** Opening INFORMATION block **
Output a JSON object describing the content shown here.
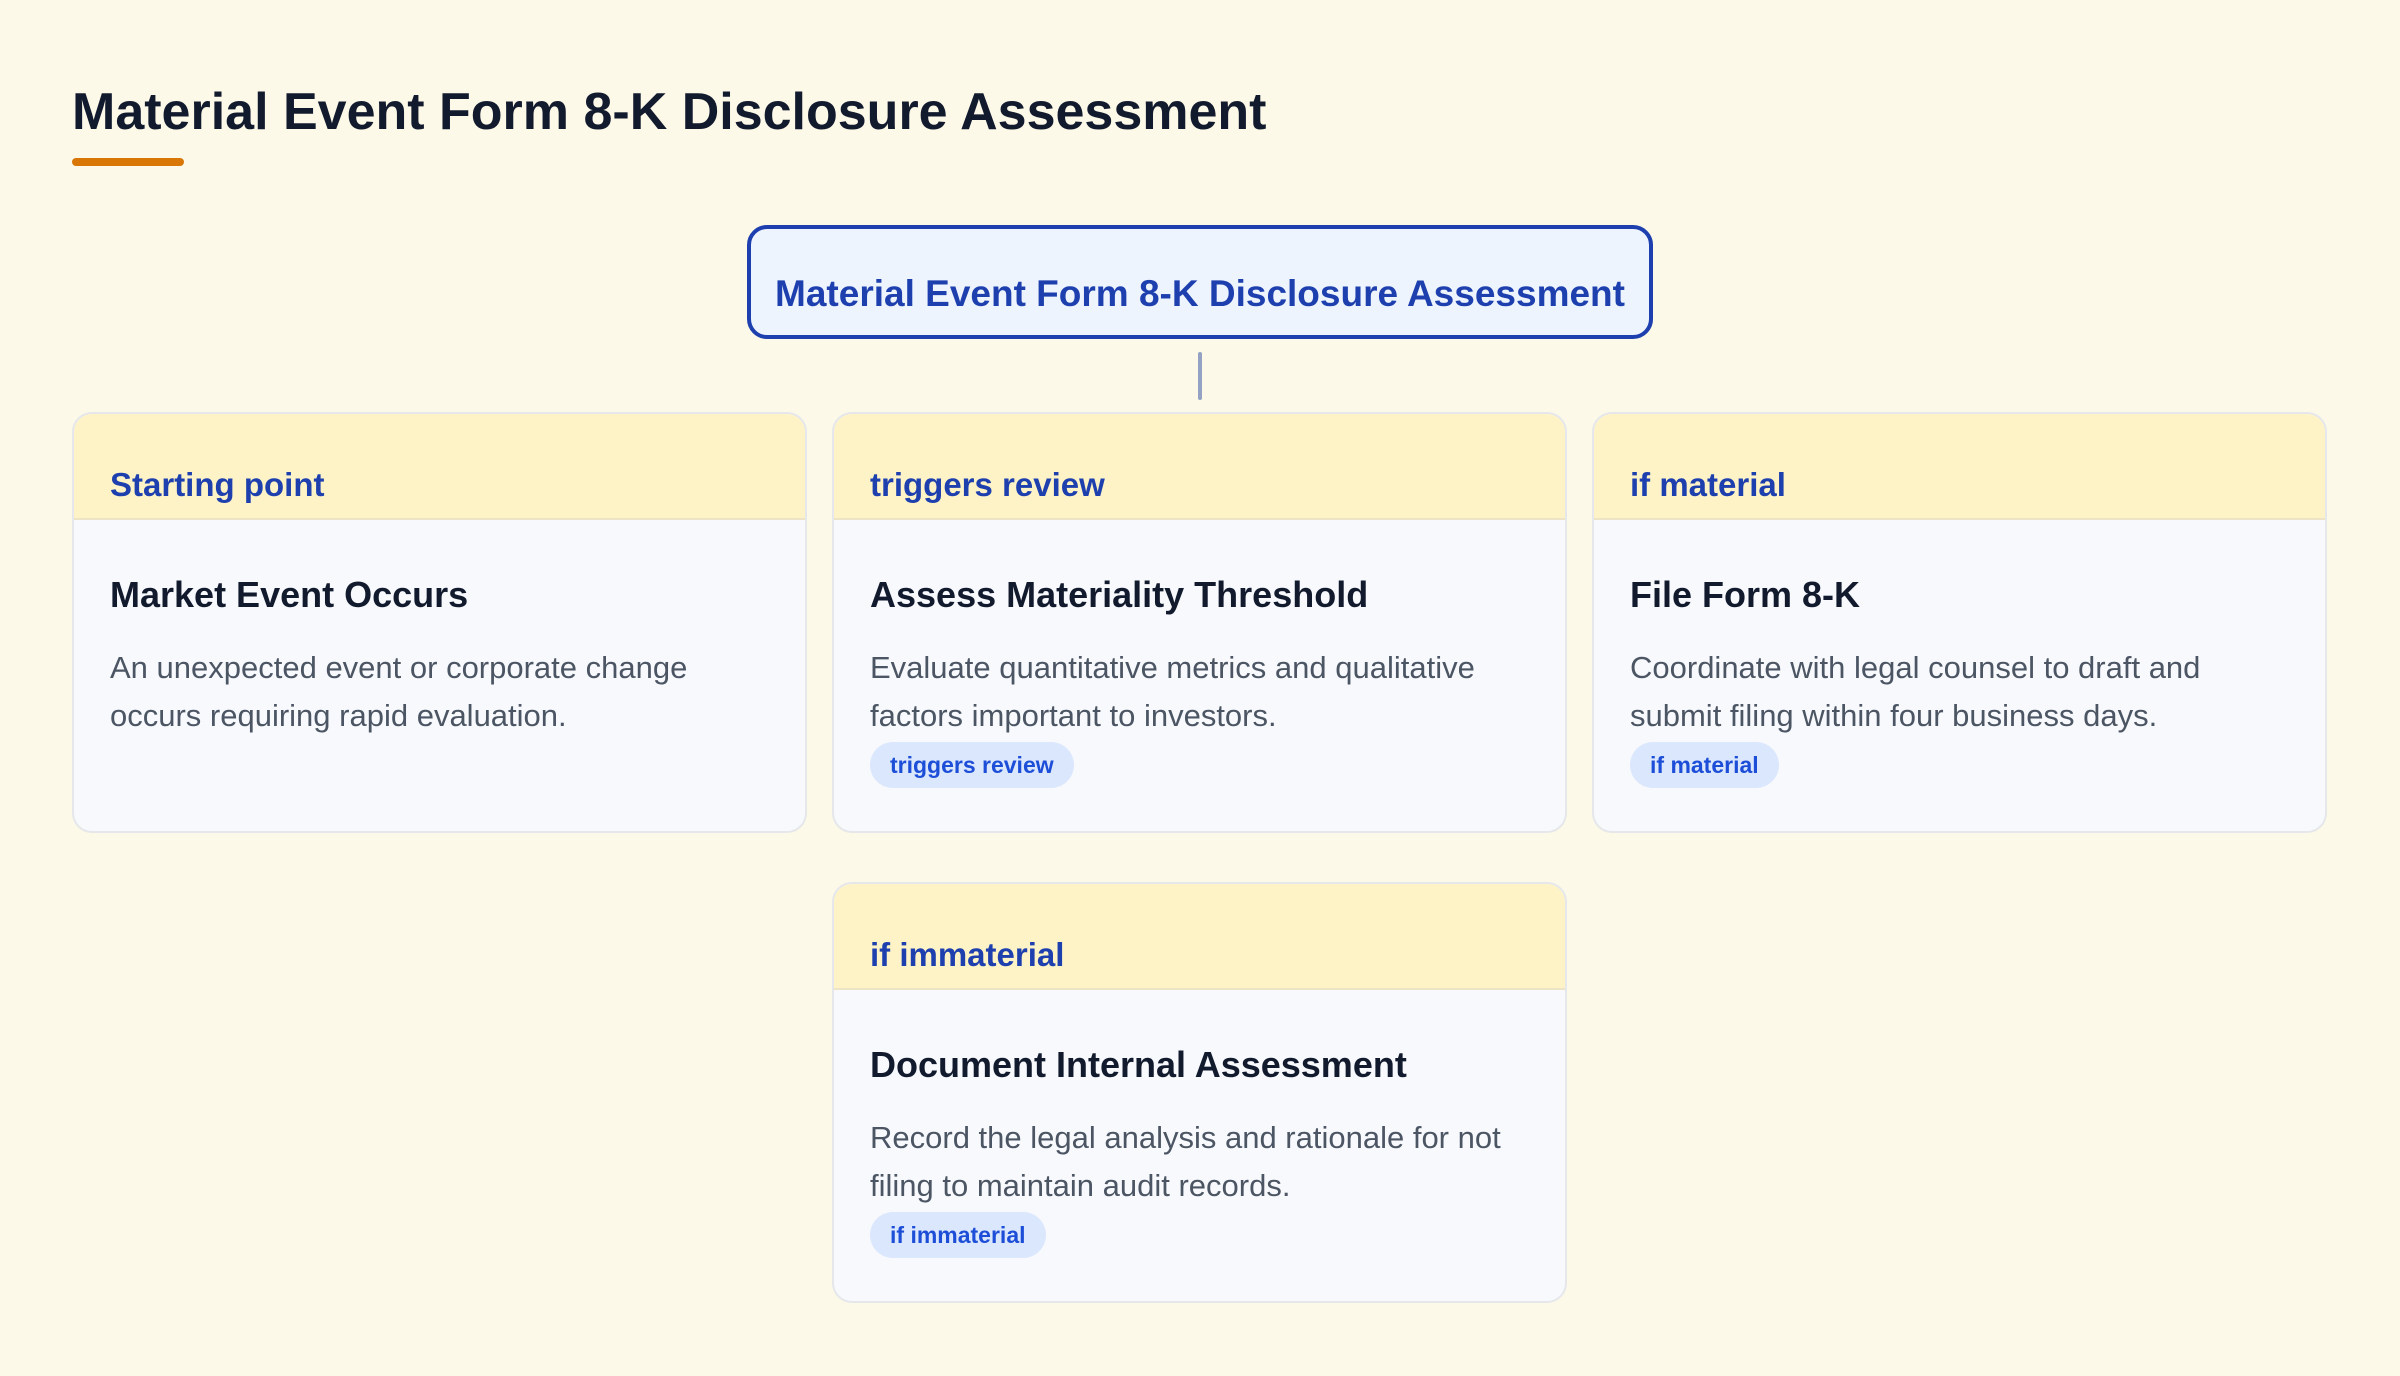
{
  "page_title": "Material Event Form 8-K Disclosure Assessment",
  "colors": {
    "background": "#fdf9e8",
    "accent_underline": "#d97706",
    "root_border": "#1e40af",
    "root_fill": "#eef4fd",
    "card_header": "#fef3c7",
    "card_body": "#f7f9fc",
    "badge_fill": "#dbe7fd",
    "badge_text": "#1d4ed8"
  },
  "root": {
    "label": "Material Event Form 8-K Disclosure Assessment"
  },
  "steps": [
    {
      "tag": "Starting point",
      "title": "Market Event Occurs",
      "description": "An unexpected event or corporate change occurs requiring rapid evaluation.",
      "badge": ""
    },
    {
      "tag": "triggers review",
      "title": "Assess Materiality Threshold",
      "description": "Evaluate quantitative metrics and qualitative factors important to investors.",
      "badge": "triggers review"
    },
    {
      "tag": "if material",
      "title": "File Form 8-K",
      "description": "Coordinate with legal counsel to draft and submit filing within four business days.",
      "badge": "if material"
    },
    {
      "tag": "if immaterial",
      "title": "Document Internal Assessment",
      "description": "Record the legal analysis and rationale for not filing to maintain audit records.",
      "badge": "if immaterial"
    }
  ]
}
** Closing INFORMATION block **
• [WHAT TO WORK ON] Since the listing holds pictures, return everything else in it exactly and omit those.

• [ANSWER TO THE EXERCISE]
Output a JSON object describing the content shown here.
{
  "page_title": "Material Event Form 8-K Disclosure Assessment",
  "colors": {
    "background": "#fdf9e8",
    "accent_underline": "#d97706",
    "root_border": "#1e40af",
    "root_fill": "#eef4fd",
    "card_header": "#fef3c7",
    "card_body": "#f7f9fc",
    "badge_fill": "#dbe7fd",
    "badge_text": "#1d4ed8"
  },
  "root": {
    "label": "Material Event Form 8-K Disclosure Assessment"
  },
  "steps": [
    {
      "tag": "Starting point",
      "title": "Market Event Occurs",
      "description": "An unexpected event or corporate change occurs requiring rapid evaluation.",
      "badge": ""
    },
    {
      "tag": "triggers review",
      "title": "Assess Materiality Threshold",
      "description": "Evaluate quantitative metrics and qualitative factors important to investors.",
      "badge": "triggers review"
    },
    {
      "tag": "if material",
      "title": "File Form 8-K",
      "description": "Coordinate with legal counsel to draft and submit filing within four business days.",
      "badge": "if material"
    },
    {
      "tag": "if immaterial",
      "title": "Document Internal Assessment",
      "description": "Record the legal analysis and rationale for not filing to maintain audit records.",
      "badge": "if immaterial"
    }
  ]
}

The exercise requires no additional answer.